* Exercise *
Across the material below, count the lines that include the word "Slide" and give only that count.

* Data records *

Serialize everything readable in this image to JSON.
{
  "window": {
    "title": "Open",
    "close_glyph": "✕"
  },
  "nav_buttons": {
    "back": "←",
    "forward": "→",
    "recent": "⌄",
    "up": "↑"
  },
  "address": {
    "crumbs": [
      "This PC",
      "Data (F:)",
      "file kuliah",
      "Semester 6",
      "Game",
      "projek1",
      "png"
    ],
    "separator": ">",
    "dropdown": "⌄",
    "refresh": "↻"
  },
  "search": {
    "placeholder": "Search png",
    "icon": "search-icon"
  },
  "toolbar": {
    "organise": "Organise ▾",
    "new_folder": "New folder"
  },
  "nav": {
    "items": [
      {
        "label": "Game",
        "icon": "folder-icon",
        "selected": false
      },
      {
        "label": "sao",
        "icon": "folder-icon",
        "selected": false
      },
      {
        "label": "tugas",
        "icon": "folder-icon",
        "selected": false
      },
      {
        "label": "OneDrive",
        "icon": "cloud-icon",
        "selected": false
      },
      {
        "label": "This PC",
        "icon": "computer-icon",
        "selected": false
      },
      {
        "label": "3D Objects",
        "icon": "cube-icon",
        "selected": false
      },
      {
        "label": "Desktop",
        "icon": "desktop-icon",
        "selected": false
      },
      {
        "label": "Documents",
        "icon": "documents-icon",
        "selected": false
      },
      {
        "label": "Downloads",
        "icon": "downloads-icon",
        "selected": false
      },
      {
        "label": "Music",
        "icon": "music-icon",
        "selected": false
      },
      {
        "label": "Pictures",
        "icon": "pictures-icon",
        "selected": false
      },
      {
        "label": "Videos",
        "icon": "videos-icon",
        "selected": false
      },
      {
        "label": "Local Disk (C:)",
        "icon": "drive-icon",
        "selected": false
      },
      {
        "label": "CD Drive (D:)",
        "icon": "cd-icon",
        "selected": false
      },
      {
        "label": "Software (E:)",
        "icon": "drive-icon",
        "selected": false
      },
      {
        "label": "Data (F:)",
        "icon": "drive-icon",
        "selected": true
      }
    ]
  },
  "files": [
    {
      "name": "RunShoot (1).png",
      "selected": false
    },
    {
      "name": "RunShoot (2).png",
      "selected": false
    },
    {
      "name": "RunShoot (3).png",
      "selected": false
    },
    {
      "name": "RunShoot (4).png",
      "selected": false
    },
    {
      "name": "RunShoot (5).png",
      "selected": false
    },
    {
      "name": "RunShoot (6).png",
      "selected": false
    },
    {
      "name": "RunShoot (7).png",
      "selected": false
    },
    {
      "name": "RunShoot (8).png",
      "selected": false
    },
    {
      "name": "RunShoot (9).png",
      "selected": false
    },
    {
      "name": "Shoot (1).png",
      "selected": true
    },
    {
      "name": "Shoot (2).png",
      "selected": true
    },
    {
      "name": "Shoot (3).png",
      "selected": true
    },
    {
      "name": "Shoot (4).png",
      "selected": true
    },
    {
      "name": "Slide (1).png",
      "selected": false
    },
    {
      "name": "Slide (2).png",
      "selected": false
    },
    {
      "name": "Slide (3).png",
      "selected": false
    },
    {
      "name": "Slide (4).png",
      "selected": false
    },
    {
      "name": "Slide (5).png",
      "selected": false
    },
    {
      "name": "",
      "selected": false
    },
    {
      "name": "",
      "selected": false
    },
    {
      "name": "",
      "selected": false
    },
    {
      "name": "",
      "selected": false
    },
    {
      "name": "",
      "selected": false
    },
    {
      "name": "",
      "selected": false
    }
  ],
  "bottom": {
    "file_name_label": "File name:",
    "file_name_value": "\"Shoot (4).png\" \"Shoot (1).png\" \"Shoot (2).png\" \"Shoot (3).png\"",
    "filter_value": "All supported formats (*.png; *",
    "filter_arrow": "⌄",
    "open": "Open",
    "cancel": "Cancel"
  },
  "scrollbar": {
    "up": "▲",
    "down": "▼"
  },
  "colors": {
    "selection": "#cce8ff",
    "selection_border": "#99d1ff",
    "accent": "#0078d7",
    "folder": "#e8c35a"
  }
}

* Exercise solution *
5